Anyone shopping for new or used cars likely will notice that automotive jargon seems to be chock full of ACRONYMs (Alphabetically Coded Reminders of Names You Misremember). A few may come to mind, such as EFI (Electronic Fuel Injection), ABS (Anti-lock Braking System), TPMS (Tire Pressure Monitoring System) and ESC (Electronic Stability Control), but that’s just the first spoonful of automotive letter soup.
In considering some of the latest active safety systems, FCW (Forward-Collision Warning) and PCS (Pre-Collision System) come to mind, usually in conjunction with AEB (Autonomous Emergency Braking) or APS (Automatic Panic Swerve). OK, we made that last one up, but Toyota calls their system PASA (Pedestrian-Avoidance Steer Assist).
So, how do forward-collision warning and other active systems work to keep drivers, pedestrians, cyclists and wildlife safe?
Why Do We Need Forward-Collision Warning?
Basically, the forward-collision warning system is designed to be more alert than its driver. All drivers must face the fact that, while the human brain is capable of thinking of many things at once, it’s difficult to focus on a single task. Scientifically speaking, though, there’s really no such thing as “multi-tasking” – it’s more like when multiple programs slow down your smartphone or computer – and studies have proven that drivers focused on things other than driving are more prone to get into a crash.
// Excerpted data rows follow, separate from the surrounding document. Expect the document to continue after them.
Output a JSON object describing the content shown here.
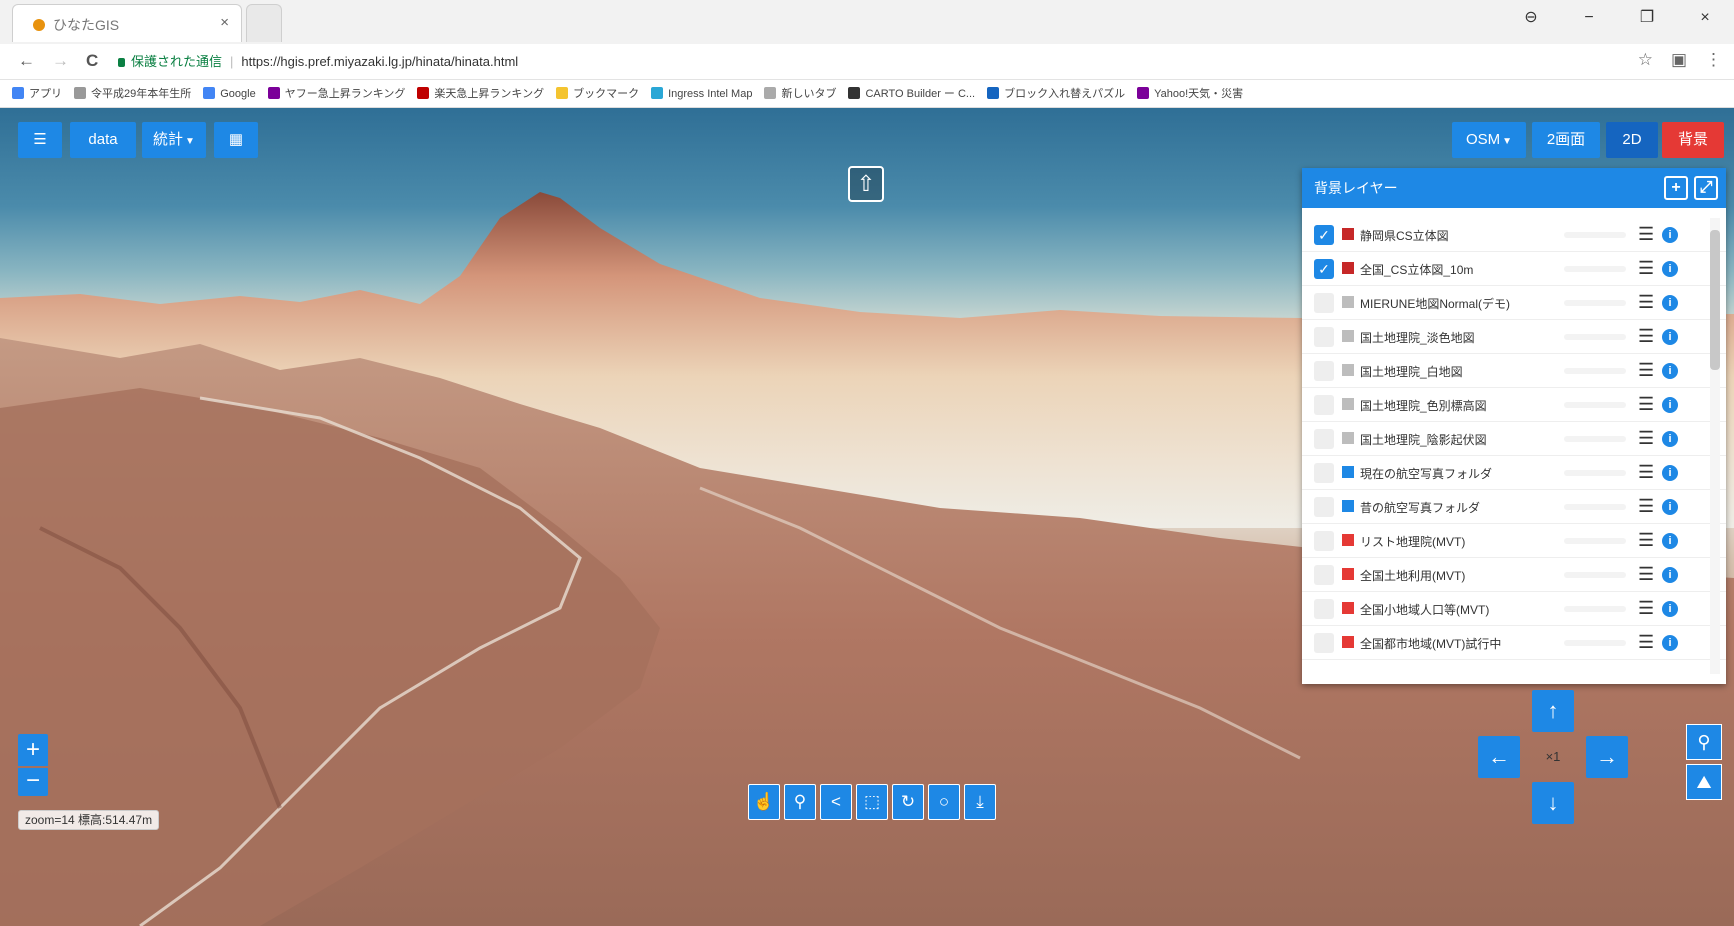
{
  "browser": {
    "tab_title": "ひなたGIS",
    "tab_close": "×",
    "window_controls": {
      "account": "⊖",
      "minimize": "−",
      "restore": "❐",
      "close": "×"
    },
    "nav": {
      "back": "←",
      "forward": "→",
      "reload": "C"
    },
    "secure_label": "保護された通信",
    "url": "https://hgis.pref.miyazaki.lg.jp/hinata/hinata.html",
    "star": "☆",
    "bookmarks": [
      {
        "label": "アプリ",
        "color": "#4285f4"
      },
      {
        "label": "令平成29年本年生所",
        "color": "#999999"
      },
      {
        "label": "Google",
        "color": "#4285f4"
      },
      {
        "label": "ヤフー急上昇ランキング",
        "color": "#7b0099"
      },
      {
        "label": "楽天急上昇ランキング",
        "color": "#bf0000"
      },
      {
        "label": "ブックマーク",
        "color": "#f4c430"
      },
      {
        "label": "Ingress Intel Map",
        "color": "#2aa7d6"
      },
      {
        "label": "新しいタブ",
        "color": "#aaaaaa"
      },
      {
        "label": "CARTO Builder ー C...",
        "color": "#333333"
      },
      {
        "label": "ブロック入れ替えパズル",
        "color": "#1565c0"
      },
      {
        "label": "Yahoo!天気・災害",
        "color": "#7b0099"
      }
    ]
  },
  "toolbar_left": {
    "menu_label": "☰",
    "data_label": "data",
    "stats_label": "統計",
    "calendar_label": "▦"
  },
  "toolbar_right": {
    "osm_label": "OSM",
    "split_label": "2画面",
    "mode_label": "2D",
    "bg_label": "背景"
  },
  "north_arrow": "⇧",
  "layer_panel": {
    "title": "背景レイヤー",
    "add_label": "+",
    "maximize_label": "⤢",
    "layers": [
      {
        "name": "静岡県CS立体図",
        "checked": true,
        "icon_color": "#c62828"
      },
      {
        "name": "全国_CS立体図_10m",
        "checked": true,
        "icon_color": "#c62828"
      },
      {
        "name": "MIERUNE地図Normal(デモ)",
        "checked": false,
        "icon_color": "#bdbdbd"
      },
      {
        "name": "国土地理院_淡色地図",
        "checked": false,
        "icon_color": "#bdbdbd"
      },
      {
        "name": "国土地理院_白地図",
        "checked": false,
        "icon_color": "#bdbdbd"
      },
      {
        "name": "国土地理院_色別標高図",
        "checked": false,
        "icon_color": "#bdbdbd"
      },
      {
        "name": "国土地理院_陰影起伏図",
        "checked": false,
        "icon_color": "#bdbdbd"
      },
      {
        "name": "現在の航空写真フォルダ",
        "checked": false,
        "icon_color": "#1e88e5"
      },
      {
        "name": "昔の航空写真フォルダ",
        "checked": false,
        "icon_color": "#1e88e5"
      },
      {
        "name": "リスト地理院(MVT)",
        "checked": false,
        "icon_color": "#e53935"
      },
      {
        "name": "全国土地利用(MVT)",
        "checked": false,
        "icon_color": "#e53935"
      },
      {
        "name": "全国小地域人口等(MVT)",
        "checked": false,
        "icon_color": "#e53935"
      },
      {
        "name": "全国都市地域(MVT)試行中",
        "checked": false,
        "icon_color": "#e53935"
      }
    ],
    "menu_glyph": "☰",
    "info_glyph": "i"
  },
  "zoom": {
    "in_label": "+",
    "out_label": "−",
    "readout": "zoom=14 標高:514.47m"
  },
  "bottom_tools": [
    {
      "name": "hand-pointer",
      "glyph": "☝"
    },
    {
      "name": "pin",
      "glyph": "⚲"
    },
    {
      "name": "share",
      "glyph": "<"
    },
    {
      "name": "polygon",
      "glyph": "⬚"
    },
    {
      "name": "rotate",
      "glyph": "↻"
    },
    {
      "name": "circle",
      "glyph": "○"
    },
    {
      "name": "download",
      "glyph": "⤓"
    }
  ],
  "dpad": {
    "up": "↑",
    "down": "↓",
    "left": "←",
    "right": "→",
    "center": "×1"
  },
  "side_buttons": {
    "pin": "⚲",
    "terrain": "⛰"
  }
}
A University of Iowa study discovered that just talking with a passenger slowed the driver’s reaction time to new road and traffic situations by 40 ms (40/1,000ths of a second). This doesn’t seem like much time, but this “cognitive load” increases the reaction delay with every new distraction, upward of 100 ms in some cases. For comparison, it takes 300 ms to blink your eyes, around 500 ms to sneeze, about 1,000 ms to change the radio station (a whole second), and 5,000 to 8,000 ms (this sentence took about that long to read) to read a text message. At 60 MPH, a lot can happen in just a couple seconds, and a mere 40 ms delay in reaction can be the difference between a crash and successful evasion.
The National Highway Traffic Safety Administration (NHTSA) attributes at least 10 percent of traffic fatalities to distracted driving, and many states have implemented rules on distracted driving. Still, even when we’re paying attention to the road, “cognitively unloaded,” if you will, it turns out that the human brain just isn’t that great at recognizing and reacting to sudden road and traffic changes, such as a car pulling out of a parking spot into traffic, a child chasing a ball into the street, or a wild animal crossing the road. On the other hand, computers can’t be distracted, don’t tire out, and are excellent at noticing (detecting), anticipating (programming), and reacting (braking or evading).
How Does Forward-Collision Warning Work?
Equipped with sensors such as RADAR (Radio Detection and Ranging), LIDAR (Light Detection and Ranging), SONAR (Sound Navigation and Ranging) and cameras, forward-collision warning systems constantly monitor other vehicles, cyclists, pedestrians, animals and stationary objects. Sophisticated programming predicts what a moving object is bound to do once it’s entered the field of view. In just milliseconds, FCW can determine whether a collision is imminent. At that point, FCW can alert the driver, such as with an audible alarm or haptic steering buzz. The speed and focus of FCW systems give drivers the advantage of a few more milliseconds of reaction time, which can prevent a crash or at least reduce the severity of one.
Active safety systems go even further. Some will cinch up the seat belts or boost brake pressure to help the driver stay in control and maximize braking. If a crash is unavoidable, some advanced safety systems can act independently of the driver. Autonomous emergency braking can significantly reduce the speed of the vehicle, preventing a crash or reducing the severity of the impact. Recognizing that up to 40 percent of crashes would be unavoidable by AEB alone, Toyota PCS/PASA can use the electronic power steering to swerve to avoid the obstacle.
Where Can You Find Forward-Collision Warning?
Practically every automaker has developed some form of FCW system, but it’s good to note that it’s a relatively new technology. Most new technology options find their way into luxury cars and higher trim levels, but more cars every year are being equipped with them. While shopping new and used cars, expect to pay more or move to an unfamiliar make or model to find vehicles with FCW. It’s likely that such technology will trickle down to the affordable market, and it wouldn’t surprise us if NHTSA mandated it, much like TPMS and ESC, required since 2007 and 2012, respectively.
Of course, FCW and any other active safety system are absolutely no substitute for unsafe driving practices, such as driving distracted, driving drowsy or following too closely.